The watchdog group said it revised the toll — just two days after it announced a tally of 82,257 dead — after receiving new information from regime-controlled Alawite areas of the Sunni-majority country.
“Based on this information, the number of martyrs and dead killed since the beginning of the Syrian revolution is more than 94,000,” it said in a statement.
The group said it had received new figures from areas including Tartus and Latakia — strongholds on the Mediterranean coast of the Alawite minority to which President Bashar al-Assad belongs.
The information showed “that the number of casualties among the ranks of the Alawite community was much higher than the Observatory’s statistics which were published two days ago.”
On Sunday, the Britain-based watchdog which relies on a vast network of activists and medics on the ground put the death toll since the March 2011 start of the anti-regime uprising at 82,257, including 34,473 civilians.
In a Sunday talk show appearance, Issa said he would seek sworn testimony from veteran diplomat Thomas Pickering and retired Adm. Mike Mullen, the former chairman of the Joint Chiefs of Staff. The two conducted an independent investigation of the Sept. 11 attack that killed Ambassador Chris Stevens and three other Americans.
Their report was highly critical of the State Department’s handling of at the U.S. outpost. Pickering, who also appeared on the Sunday shows, defended his scathing assessment but absolved former Secretary of State Hillary Rodham Clinton.
“We knew where the responsibility rested,” said Pickering, whose career working for Republican and Democratic administrations, spans four decades.
Issa said he wants to know with whom the pair spoke to reach their conclusions about Clinton. Cummings suggested that they testify in public before the committee on May 22.
“This is a failure, it needs to be investigated. Our committee can investigate. Now, Ambassador Pickering, his people and he refused to come before our committee,” Issa said Sunday.
Pickering, sitting next to Issa during an appearance on one Sunday show, disputed the chairman’s account and said that he was willing to testify before the committee.
“That is not true,” said the former top diplomat, referring to Issa’s claim that he refused to appear before the committee.
In a separate interview, Pickering said he asked, via the White House, to appear at last Wednesday’s hearing by the House Oversight and Government Reform Committee in which three State Department officials testified.

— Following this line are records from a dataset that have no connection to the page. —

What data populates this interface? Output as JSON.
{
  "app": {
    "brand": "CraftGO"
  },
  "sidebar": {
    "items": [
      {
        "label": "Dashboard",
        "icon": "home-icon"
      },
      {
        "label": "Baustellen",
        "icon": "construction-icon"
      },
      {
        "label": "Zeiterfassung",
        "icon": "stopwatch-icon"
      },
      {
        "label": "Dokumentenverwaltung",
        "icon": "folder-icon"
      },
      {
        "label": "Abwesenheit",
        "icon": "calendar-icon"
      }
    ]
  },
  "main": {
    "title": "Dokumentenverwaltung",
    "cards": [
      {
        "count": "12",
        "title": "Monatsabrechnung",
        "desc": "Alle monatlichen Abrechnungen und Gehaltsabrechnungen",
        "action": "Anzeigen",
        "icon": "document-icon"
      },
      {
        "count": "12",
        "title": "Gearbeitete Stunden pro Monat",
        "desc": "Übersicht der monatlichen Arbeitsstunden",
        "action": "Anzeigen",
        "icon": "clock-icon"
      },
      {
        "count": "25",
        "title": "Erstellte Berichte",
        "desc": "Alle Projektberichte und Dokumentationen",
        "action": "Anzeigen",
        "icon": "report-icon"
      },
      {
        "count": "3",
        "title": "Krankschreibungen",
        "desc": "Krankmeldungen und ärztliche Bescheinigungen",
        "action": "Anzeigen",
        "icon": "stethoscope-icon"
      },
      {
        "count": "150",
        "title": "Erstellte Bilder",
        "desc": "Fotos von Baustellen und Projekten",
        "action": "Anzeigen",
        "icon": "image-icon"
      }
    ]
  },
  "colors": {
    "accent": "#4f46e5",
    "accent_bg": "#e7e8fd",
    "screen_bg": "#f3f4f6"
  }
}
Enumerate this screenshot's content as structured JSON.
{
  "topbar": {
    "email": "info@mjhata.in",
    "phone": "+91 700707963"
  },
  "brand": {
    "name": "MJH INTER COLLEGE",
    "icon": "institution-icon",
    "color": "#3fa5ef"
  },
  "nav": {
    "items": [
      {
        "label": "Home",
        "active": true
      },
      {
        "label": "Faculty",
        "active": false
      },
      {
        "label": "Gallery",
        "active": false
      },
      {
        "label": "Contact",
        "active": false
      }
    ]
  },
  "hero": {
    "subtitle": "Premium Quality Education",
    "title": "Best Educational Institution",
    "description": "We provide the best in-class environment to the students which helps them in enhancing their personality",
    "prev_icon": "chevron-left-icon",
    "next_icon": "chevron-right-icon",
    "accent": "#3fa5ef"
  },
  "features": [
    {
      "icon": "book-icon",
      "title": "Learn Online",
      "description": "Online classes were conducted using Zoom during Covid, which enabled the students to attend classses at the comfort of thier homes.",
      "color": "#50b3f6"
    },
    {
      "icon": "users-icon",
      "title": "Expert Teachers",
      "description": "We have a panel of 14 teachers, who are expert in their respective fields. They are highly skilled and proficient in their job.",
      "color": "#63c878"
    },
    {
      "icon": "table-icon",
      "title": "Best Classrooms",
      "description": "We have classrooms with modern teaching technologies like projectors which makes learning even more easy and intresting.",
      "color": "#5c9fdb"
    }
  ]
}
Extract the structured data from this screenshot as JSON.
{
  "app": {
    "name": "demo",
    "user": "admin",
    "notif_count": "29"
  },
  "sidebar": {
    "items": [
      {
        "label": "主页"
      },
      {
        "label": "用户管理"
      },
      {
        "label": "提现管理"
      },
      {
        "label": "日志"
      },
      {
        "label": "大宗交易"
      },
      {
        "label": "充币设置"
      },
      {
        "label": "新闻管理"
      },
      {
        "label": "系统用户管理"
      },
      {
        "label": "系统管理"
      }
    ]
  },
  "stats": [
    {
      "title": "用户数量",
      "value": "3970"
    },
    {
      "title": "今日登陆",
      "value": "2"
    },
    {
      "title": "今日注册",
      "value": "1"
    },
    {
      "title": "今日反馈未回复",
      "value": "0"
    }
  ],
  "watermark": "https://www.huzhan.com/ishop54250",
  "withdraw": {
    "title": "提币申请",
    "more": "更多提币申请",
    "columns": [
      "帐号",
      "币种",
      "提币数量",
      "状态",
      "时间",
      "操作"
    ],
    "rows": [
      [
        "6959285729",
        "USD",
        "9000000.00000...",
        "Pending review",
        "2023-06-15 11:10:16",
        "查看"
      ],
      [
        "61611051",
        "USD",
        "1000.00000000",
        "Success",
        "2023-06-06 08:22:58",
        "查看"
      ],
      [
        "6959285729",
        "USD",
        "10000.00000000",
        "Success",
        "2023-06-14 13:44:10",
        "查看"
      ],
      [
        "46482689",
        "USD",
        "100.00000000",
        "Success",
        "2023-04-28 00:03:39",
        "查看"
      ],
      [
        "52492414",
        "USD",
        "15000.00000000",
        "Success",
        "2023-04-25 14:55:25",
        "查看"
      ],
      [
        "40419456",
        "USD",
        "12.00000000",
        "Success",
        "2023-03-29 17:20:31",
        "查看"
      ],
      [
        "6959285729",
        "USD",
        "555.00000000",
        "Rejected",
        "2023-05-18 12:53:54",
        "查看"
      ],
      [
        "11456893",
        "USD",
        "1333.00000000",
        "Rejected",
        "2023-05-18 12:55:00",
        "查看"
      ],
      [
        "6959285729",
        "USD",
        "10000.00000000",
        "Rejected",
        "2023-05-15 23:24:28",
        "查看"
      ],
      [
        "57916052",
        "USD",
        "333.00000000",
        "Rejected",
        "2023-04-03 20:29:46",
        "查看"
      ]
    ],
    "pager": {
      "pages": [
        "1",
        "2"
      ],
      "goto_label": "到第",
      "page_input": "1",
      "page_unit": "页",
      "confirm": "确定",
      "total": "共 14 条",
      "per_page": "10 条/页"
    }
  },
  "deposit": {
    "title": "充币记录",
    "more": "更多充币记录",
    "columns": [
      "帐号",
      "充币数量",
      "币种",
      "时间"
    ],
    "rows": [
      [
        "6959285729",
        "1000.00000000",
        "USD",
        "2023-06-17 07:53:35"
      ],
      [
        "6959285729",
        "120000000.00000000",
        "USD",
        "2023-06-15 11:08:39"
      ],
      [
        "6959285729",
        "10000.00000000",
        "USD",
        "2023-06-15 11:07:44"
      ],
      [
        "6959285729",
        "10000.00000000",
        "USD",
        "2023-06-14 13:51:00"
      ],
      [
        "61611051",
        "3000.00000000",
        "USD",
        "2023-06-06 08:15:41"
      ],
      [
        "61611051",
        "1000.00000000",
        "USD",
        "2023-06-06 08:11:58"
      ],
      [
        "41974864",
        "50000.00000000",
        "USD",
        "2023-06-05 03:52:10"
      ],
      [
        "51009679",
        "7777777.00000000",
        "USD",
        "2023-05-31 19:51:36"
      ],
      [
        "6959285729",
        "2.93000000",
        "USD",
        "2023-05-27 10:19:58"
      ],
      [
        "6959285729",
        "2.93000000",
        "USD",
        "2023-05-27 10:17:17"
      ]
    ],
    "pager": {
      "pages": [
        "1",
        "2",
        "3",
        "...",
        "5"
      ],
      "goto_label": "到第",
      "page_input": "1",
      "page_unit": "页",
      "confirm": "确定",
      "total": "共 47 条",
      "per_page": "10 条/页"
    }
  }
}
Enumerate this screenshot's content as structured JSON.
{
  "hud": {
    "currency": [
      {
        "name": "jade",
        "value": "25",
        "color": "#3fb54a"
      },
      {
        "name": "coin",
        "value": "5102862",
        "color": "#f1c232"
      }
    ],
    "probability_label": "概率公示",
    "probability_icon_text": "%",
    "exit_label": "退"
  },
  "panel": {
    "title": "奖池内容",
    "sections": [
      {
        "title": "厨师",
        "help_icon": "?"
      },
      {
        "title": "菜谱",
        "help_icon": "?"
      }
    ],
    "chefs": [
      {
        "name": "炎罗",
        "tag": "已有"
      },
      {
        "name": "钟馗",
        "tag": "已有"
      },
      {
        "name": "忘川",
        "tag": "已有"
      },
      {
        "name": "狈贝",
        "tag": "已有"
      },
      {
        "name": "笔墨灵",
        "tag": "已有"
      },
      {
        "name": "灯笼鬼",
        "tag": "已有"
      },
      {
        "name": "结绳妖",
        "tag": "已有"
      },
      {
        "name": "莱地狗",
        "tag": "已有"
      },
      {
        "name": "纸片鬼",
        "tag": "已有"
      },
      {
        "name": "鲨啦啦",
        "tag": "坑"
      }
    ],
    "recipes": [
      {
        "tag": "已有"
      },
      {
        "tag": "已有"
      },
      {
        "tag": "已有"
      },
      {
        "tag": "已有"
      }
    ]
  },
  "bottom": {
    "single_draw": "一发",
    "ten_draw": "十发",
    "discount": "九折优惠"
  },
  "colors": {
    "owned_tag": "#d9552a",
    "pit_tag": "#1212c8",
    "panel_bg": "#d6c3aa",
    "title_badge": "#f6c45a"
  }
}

He said he could have answered many of the questions lawmakers raised, such as whether U.S. military forces could have saved Americans had they dispatched F-16 jet fighters to the consulate, some 1,600 miles away from the nearest likely launching point.
“Mike Mullen, who was part of this report and indeed worked very closely with all of us and shared many of the responsibilities directly with me, made it very clear that his view as a former chairman of the Joint Chiefs of Staff that there were nothing within range that could have made a difference,” Pickering said.